I kind of have this weird thing in my head where I have a hard time considering certain books 'true crime' that technically fit the bill - I always tend to think of sensationalized murders and shocking secrets. In reality, true crime really can be about any crime, but they almost always tend to be about murder, and serial killers at that. Then when I look at historical murders such as these, I feel like they are even further away from the 'true crime' label, or I think of some cases that transcend the genre - like Nicole Brown's murder, JonBenet Ramsey's, Lacey Peterson, and so on. Anyway, that's the reason for the post title - what do you think? What do you consider to be 'true crime'?
On to the review!
Ivy League university, mid 1800s? ✔
A wealthy doctor, vanished? ✔
Cadavers and scalpels? ✔
Red herrings and mystery? ✔
I will get my one complaint out of the way now, so the rest of the time can be spent talking about all the things the worked. Here's what didn't: ALL THE SEMI-COLONS. I love semi-colons as much as the next nerd, but they were all over the place and sometimes highly unnecessary. Sometimes five sentences in a row, and there's another semi-colon. That part did get kind of distracting and found myself rewording the sentences in my head to see if all the semi-colons were even needed. They weren't.
Now on to the good stuff, because this book was really, really good. I liked the fact that it was a slow build-up to this incredibly baffling case where nothing was what it seemed. I wonder how many students at Harvard even know about this murder, because it is definitely something the university would have wanted to keep quiet for a long time. Looks like they did a great job because my daughter's uncle got his MBA from Harvard a couple years ago and he had never heard the story or of anyone involved.

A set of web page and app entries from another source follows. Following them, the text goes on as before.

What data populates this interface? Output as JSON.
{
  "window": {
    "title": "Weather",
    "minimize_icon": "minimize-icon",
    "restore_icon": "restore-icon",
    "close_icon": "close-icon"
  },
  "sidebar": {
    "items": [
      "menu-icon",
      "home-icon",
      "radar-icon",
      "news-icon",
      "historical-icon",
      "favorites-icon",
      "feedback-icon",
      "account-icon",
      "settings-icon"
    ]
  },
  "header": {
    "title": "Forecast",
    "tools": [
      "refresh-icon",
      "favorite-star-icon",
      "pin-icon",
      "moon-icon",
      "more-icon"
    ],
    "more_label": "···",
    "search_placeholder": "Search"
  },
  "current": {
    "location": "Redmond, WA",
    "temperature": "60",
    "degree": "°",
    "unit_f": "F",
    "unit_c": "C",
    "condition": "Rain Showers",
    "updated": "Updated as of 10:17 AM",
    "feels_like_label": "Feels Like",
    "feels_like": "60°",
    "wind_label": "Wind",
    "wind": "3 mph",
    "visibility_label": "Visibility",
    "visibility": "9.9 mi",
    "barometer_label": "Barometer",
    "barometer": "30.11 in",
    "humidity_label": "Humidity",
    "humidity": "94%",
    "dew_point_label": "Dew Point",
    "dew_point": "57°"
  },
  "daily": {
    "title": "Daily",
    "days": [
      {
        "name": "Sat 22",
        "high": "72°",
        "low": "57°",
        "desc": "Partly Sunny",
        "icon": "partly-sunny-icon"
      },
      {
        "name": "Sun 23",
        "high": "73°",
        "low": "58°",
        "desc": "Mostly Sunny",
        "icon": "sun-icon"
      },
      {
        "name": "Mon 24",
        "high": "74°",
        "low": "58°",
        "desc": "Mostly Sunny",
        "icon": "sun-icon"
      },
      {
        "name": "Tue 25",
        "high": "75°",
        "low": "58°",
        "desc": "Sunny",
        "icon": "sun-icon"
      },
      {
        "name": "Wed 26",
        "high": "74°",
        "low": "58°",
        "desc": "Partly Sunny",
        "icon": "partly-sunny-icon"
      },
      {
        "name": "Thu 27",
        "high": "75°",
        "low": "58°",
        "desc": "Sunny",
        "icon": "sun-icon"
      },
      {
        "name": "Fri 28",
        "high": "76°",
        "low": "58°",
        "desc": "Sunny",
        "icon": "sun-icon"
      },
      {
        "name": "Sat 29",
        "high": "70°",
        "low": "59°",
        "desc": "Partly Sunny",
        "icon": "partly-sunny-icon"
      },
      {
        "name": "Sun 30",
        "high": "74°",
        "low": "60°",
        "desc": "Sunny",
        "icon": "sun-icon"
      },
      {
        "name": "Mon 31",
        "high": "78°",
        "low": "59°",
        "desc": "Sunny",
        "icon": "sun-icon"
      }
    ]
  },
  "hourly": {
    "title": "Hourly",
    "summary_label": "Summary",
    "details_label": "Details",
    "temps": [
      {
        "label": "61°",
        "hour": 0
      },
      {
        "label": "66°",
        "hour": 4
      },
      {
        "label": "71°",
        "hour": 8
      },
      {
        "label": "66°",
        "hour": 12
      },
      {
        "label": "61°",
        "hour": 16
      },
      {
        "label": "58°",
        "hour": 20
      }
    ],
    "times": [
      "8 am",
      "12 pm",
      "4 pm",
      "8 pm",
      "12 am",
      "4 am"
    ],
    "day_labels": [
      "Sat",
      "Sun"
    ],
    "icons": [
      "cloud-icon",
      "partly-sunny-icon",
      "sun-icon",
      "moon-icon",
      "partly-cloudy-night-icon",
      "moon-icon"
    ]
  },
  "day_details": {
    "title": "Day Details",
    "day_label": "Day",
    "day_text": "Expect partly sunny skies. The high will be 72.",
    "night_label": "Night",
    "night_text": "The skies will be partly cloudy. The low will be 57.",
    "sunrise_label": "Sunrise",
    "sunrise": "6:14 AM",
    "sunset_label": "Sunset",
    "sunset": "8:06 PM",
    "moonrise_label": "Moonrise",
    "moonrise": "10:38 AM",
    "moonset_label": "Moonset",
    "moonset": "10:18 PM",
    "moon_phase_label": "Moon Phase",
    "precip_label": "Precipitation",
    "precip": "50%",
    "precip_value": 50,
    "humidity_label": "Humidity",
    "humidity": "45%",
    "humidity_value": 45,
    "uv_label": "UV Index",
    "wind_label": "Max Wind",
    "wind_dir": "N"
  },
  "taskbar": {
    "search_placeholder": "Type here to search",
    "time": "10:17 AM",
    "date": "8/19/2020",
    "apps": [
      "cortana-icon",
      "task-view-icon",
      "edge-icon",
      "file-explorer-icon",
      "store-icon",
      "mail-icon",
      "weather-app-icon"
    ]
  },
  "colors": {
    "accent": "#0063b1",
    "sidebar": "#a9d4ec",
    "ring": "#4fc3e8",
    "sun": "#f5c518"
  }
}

The story centers on Dr George Parkman, who vanished without a trace after missing an appointment one afternoon. He was one of the university's wealthiest benefactors, being an alum himself, so Dr Parkman being on campus was not unusual. What was unusual is everything that came afterward. No one seemed to know who his appointment had been with, or what could have happened to him. Foul play was suspected immediately. The author does a fantastic job setting the scene and really immersing the reader in 1849 Cambridge as Harvard is scoured for any sign of the doctor. Eventually his body is discovered, though I will not say specifically where or by whom, or in what condition. I will only say that it was in fact discovered someone within the medical college and it all caused quite an uproar among the old-money, uber-elite of Boston.

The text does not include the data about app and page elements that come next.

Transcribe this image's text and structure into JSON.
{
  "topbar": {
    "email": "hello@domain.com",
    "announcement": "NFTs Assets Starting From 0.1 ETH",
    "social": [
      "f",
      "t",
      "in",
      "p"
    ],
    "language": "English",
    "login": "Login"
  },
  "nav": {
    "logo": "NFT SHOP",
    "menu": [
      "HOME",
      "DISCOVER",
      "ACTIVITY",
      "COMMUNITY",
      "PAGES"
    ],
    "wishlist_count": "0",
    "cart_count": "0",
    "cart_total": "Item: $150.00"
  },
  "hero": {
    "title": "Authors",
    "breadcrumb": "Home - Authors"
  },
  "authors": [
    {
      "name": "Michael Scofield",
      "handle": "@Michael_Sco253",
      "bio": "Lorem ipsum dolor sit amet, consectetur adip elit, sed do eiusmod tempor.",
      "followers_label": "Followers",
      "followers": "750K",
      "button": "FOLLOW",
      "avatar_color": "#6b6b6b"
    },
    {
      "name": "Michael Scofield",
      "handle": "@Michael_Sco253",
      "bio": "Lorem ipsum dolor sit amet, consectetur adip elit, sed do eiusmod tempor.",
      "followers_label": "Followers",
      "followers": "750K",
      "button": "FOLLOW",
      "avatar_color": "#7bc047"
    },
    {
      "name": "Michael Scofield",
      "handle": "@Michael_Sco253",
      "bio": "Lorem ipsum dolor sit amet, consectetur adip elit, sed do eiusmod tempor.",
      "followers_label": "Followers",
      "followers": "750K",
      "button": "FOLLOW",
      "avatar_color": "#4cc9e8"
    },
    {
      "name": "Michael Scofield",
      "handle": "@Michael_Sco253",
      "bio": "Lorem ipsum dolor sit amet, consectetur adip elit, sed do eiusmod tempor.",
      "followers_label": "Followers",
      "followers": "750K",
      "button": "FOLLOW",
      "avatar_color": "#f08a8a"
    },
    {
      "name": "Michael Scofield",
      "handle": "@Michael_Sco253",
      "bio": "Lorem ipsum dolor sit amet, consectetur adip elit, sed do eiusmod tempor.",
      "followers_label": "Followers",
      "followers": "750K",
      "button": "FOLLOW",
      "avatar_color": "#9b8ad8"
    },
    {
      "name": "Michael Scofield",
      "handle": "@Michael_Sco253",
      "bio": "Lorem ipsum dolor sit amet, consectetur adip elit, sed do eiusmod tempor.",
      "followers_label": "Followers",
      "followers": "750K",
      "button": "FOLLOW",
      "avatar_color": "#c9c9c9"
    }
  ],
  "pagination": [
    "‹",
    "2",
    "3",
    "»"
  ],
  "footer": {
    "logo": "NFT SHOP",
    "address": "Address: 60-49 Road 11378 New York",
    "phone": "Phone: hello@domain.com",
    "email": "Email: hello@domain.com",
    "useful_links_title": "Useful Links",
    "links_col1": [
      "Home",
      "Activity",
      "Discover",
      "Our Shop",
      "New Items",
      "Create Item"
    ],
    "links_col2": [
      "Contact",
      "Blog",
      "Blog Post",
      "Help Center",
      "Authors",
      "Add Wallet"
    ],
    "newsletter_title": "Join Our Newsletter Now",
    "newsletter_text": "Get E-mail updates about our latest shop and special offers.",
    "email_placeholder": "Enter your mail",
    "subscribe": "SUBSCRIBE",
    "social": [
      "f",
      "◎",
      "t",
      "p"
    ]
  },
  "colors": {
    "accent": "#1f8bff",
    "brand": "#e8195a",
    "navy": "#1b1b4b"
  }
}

What makes this murder trial especially important is the precedent it set for future cases, and how the forensics first used then are still methods in use today. During the trial Parkman's dentist took the witness stand to identify the teeth her had made for the victim - teeth that were found in a place frequently used by the accused (I am trying really hard to not give away any details, okay?) Dental evidence had never been used in a case like this before. An additional aspect of the trial that still informs law today centers on the idea of reasonable doubt. The author details how the judge's definition of reasonable doubt was conveyed to the jury - and said definition was still used for over one hundred and fifty years after the trial.

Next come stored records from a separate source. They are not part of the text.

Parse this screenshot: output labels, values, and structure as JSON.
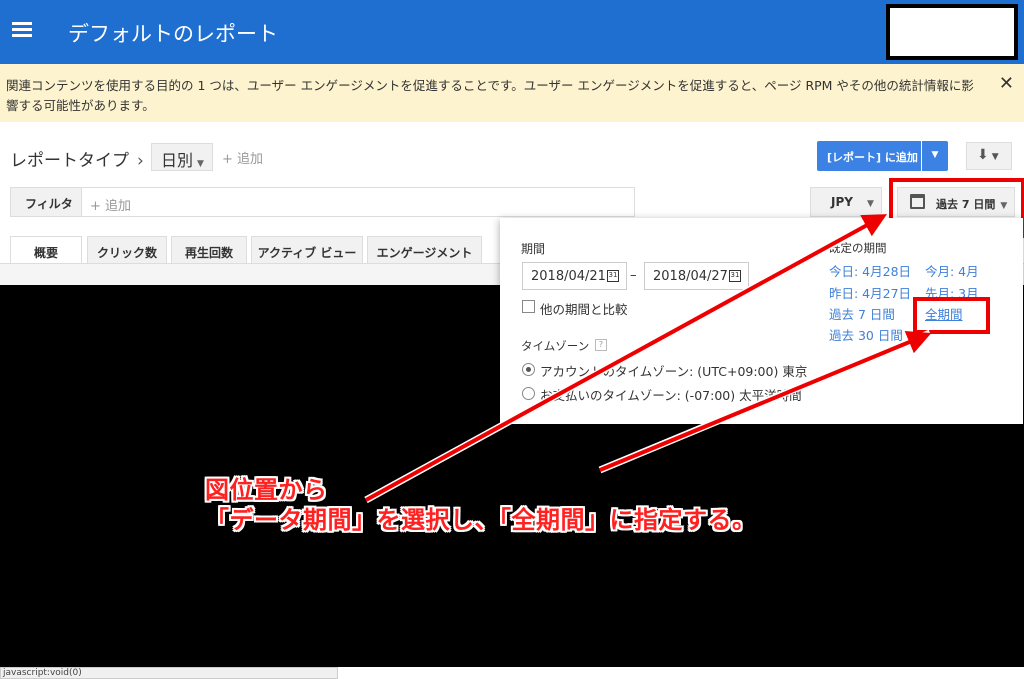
{
  "header": {
    "title": "デフォルトのレポート"
  },
  "notice": {
    "text": "関連コンテンツを使用する目的の 1 つは、ユーザー エンゲージメントを促進することです。ユーザー エンゲージメントを促進すると、ページ RPM やその他の統計情報に影響する可能性があります。",
    "close": "✕"
  },
  "toolbar": {
    "report_type_label": "レポートタイプ",
    "report_type_chevron": "›",
    "daily_label": "日別",
    "add_label": "+ 追加",
    "add_to_report_label": "[レポート] に追加",
    "filter_label": "フィルタ",
    "filter_placeholder": "+ 追加",
    "currency": "JPY",
    "period_label": "過去 7 日間"
  },
  "tabs": [
    "概要",
    "クリック数",
    "再生回数",
    "アクティブ ビュー",
    "エンゲージメント"
  ],
  "date_popup": {
    "period_heading": "期間",
    "start_date": "2018/04/21",
    "end_date": "2018/04/27",
    "cal_glyph": "31",
    "range_dash": "–",
    "compare_label": "他の期間と比較",
    "timezone_heading": "タイムゾーン",
    "timezone_help": "?",
    "timezone_account": "アカウントのタイムゾーン: (UTC+09:00) 東京",
    "timezone_payment": "お支払いのタイムゾーン: (-07:00) 太平洋時間",
    "quick_heading": "既定の期間",
    "quick_today": "今日: 4月28日",
    "quick_this_month": "今月: 4月",
    "quick_yesterday": "昨日: 4月27日",
    "quick_last_month": "先月: 3月",
    "quick_last7": "過去 7 日間",
    "quick_all": "全期間",
    "quick_last30": "過去 30 日間"
  },
  "status_bar": {
    "text": "javascript:void(0)"
  },
  "annotation": {
    "line1": "図位置から",
    "line2": "「データ期間」を選択し、「全期間」に指定する。",
    "color": "#ff2020"
  },
  "colors": {
    "header_bg": "#1f6fd1",
    "notice_bg": "#fdf3cf",
    "primary_button": "#3c82e4",
    "link": "#3f80d8",
    "highlight_red": "#e00000"
  },
  "icons": [
    "menu-icon",
    "chevron-right-icon",
    "caret-down-icon",
    "download-icon",
    "calendar-icon",
    "close-icon",
    "help-icon"
  ]
}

I have read my fair share of murder mysteries set in the 1800s. I am particularly fond of the Victorians and their obsession with poison and scandal and dastardly deeds. What I really appreciated here was the time the author took to bring these people to life, despite the murder and trial taking place over 150 years ago. So often one might also read of barely-related information concerning various aspects of life then, but you will find no excess here. The author uses the plethora of information at his disposal (quite a bit, there are dozens of pages of notes and an extensive list of sources for further perusal) and brings the world of the Boston Brahmins into sharp focus. Notes and Resources are critical factors for me when judging how solid a book is in its research - especially if it is a topic or subject I am just learning about. I am far less inclined to put effort into reading an author's work when they can't be bothered to cite sources. Luckily, Collins has no such problems. I really enjoyed this work and discovered I have a few of his other books on my TBR. I will be getting ahold of those as soon as possible.